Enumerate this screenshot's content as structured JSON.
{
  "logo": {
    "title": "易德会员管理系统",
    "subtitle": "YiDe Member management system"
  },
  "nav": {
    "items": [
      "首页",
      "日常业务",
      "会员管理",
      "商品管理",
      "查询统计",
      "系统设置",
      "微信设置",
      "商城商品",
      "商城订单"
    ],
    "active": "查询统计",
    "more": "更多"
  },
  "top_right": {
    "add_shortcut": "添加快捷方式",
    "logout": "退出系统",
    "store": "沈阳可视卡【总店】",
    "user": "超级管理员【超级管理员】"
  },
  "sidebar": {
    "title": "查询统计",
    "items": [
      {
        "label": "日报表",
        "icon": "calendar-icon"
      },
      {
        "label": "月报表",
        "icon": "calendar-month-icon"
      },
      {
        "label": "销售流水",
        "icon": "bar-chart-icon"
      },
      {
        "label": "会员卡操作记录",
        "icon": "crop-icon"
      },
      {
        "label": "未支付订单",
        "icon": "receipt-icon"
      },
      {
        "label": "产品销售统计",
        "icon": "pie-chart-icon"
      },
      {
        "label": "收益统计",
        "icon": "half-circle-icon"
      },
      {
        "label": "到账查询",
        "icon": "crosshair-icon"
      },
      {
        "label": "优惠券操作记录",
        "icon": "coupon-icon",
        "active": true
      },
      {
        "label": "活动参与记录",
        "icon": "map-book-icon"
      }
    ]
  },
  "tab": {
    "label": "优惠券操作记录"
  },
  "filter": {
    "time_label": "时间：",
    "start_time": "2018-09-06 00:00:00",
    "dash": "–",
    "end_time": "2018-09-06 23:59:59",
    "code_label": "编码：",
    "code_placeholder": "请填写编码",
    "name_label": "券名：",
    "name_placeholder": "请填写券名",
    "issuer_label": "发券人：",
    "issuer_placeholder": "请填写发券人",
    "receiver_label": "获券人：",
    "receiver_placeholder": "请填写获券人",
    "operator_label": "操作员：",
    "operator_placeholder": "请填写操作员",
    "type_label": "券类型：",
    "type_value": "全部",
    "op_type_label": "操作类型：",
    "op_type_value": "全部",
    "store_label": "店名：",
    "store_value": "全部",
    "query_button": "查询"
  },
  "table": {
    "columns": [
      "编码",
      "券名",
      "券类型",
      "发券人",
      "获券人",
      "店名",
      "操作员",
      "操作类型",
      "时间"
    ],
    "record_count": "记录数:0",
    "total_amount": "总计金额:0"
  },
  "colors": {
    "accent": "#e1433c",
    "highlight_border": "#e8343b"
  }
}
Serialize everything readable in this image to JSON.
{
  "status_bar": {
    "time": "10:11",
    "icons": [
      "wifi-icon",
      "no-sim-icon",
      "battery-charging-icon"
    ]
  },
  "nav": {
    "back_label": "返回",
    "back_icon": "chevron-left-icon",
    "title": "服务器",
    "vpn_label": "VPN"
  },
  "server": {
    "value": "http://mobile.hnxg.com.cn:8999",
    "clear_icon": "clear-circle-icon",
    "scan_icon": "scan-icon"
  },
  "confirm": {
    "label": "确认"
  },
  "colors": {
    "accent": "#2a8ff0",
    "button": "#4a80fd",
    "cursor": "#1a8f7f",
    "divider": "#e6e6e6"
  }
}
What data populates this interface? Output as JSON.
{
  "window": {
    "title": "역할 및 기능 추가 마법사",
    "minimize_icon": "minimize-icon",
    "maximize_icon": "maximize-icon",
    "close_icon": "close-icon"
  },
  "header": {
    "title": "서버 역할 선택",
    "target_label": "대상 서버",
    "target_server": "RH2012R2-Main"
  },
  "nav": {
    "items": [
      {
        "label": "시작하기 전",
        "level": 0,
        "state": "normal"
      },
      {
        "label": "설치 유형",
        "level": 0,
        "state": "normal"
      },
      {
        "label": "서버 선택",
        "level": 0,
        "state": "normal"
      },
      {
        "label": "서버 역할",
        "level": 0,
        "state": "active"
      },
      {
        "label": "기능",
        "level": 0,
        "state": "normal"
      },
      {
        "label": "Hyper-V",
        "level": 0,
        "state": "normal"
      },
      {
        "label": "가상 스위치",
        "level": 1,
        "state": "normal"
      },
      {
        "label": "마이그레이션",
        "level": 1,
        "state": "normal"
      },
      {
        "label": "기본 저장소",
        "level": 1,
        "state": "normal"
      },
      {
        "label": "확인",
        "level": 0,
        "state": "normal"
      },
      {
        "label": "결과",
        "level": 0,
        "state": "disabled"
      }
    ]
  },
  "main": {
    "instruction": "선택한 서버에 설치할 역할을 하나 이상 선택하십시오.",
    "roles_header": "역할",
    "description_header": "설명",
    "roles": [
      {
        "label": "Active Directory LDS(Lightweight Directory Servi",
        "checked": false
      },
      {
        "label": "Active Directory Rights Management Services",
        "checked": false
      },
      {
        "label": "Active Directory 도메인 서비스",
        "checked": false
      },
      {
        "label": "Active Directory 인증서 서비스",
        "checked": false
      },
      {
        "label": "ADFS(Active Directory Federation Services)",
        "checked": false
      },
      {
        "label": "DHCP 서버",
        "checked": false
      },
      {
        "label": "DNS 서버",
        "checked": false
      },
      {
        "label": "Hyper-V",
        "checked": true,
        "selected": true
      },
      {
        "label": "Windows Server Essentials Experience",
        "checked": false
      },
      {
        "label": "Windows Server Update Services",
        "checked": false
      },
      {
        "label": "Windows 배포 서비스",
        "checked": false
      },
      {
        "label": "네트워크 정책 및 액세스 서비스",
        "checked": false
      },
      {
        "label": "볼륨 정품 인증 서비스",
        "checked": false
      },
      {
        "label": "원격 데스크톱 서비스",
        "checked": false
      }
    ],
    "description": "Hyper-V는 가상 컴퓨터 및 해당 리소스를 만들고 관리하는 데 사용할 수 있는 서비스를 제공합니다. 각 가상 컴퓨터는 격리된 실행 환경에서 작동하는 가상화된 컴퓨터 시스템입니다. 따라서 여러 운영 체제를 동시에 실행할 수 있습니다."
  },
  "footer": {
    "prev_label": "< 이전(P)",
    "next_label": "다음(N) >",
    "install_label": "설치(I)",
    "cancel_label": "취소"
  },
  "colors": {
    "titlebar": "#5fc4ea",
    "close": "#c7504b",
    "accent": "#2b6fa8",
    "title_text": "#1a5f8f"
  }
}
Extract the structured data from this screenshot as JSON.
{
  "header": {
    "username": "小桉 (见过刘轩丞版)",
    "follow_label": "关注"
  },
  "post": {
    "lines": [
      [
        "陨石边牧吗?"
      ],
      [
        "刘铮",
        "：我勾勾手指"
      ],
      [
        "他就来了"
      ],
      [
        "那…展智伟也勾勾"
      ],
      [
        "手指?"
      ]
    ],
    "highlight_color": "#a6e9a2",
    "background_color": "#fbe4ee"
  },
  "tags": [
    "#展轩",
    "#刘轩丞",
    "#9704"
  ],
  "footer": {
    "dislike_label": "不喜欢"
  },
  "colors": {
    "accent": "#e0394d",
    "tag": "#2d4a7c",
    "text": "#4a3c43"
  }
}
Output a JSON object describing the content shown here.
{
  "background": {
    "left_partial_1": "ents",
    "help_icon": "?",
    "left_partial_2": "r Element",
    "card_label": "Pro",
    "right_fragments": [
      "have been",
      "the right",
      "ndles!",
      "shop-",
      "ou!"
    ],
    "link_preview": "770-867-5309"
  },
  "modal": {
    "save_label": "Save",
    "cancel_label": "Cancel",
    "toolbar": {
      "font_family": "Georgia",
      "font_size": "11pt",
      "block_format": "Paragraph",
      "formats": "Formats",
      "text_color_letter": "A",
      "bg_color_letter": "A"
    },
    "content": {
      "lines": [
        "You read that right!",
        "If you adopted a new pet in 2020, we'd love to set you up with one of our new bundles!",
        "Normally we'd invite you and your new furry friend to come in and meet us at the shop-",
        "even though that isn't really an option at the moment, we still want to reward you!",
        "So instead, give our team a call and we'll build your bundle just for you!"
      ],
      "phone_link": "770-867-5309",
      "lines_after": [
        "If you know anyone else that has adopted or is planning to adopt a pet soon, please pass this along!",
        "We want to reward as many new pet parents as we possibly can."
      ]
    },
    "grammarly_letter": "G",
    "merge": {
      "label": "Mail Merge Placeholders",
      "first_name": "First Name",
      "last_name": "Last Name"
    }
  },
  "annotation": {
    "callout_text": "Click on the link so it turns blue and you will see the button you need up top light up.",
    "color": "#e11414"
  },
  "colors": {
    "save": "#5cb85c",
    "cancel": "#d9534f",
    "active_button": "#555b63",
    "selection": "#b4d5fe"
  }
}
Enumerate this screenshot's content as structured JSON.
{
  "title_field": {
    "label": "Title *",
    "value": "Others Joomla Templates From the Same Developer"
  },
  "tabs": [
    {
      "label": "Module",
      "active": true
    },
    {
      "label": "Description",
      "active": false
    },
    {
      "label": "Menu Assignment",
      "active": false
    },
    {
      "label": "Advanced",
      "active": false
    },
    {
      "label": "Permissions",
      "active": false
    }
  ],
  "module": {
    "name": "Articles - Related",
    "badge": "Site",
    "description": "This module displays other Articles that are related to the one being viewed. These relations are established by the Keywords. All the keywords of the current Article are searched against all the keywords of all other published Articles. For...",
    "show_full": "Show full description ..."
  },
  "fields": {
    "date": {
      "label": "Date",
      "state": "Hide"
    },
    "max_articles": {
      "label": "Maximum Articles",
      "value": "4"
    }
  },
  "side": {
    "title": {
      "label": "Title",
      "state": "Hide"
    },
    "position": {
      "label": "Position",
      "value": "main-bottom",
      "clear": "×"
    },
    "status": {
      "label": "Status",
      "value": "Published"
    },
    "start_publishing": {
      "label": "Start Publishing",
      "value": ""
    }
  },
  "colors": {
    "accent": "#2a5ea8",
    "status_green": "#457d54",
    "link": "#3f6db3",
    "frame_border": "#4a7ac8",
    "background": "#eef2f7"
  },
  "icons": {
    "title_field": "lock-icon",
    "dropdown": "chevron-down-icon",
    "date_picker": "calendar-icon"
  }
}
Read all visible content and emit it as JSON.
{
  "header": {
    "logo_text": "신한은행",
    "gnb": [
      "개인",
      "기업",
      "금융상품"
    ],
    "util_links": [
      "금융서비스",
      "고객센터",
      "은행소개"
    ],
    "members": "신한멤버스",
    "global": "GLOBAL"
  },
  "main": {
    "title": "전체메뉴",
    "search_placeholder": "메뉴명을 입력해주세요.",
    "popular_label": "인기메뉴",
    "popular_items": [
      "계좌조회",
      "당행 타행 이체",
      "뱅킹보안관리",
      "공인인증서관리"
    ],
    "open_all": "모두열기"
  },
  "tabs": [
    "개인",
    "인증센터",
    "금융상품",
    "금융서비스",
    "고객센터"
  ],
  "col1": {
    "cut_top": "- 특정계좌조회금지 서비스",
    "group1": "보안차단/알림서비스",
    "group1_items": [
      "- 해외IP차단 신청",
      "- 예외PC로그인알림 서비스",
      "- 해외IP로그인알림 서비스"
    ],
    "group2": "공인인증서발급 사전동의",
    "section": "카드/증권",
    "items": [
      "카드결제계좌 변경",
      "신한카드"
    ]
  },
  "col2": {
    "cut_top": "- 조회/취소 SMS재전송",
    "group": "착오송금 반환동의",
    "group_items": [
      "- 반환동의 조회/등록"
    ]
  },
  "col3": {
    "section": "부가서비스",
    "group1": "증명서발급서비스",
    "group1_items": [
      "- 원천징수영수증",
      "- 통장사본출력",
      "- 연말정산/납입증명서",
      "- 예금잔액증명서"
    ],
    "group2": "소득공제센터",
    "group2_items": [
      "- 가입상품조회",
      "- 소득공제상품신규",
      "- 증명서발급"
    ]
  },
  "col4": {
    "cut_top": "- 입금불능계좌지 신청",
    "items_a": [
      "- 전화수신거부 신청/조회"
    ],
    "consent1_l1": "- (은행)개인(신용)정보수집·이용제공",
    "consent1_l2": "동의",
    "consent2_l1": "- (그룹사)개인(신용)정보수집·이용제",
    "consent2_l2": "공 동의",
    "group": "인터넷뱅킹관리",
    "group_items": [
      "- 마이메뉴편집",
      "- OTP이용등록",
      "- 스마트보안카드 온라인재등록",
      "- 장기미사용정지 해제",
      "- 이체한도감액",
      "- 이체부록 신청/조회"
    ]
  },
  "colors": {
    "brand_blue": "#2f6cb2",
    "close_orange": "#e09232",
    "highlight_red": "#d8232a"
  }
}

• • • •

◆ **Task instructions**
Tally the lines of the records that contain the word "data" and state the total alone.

◆ **Response to this task**
2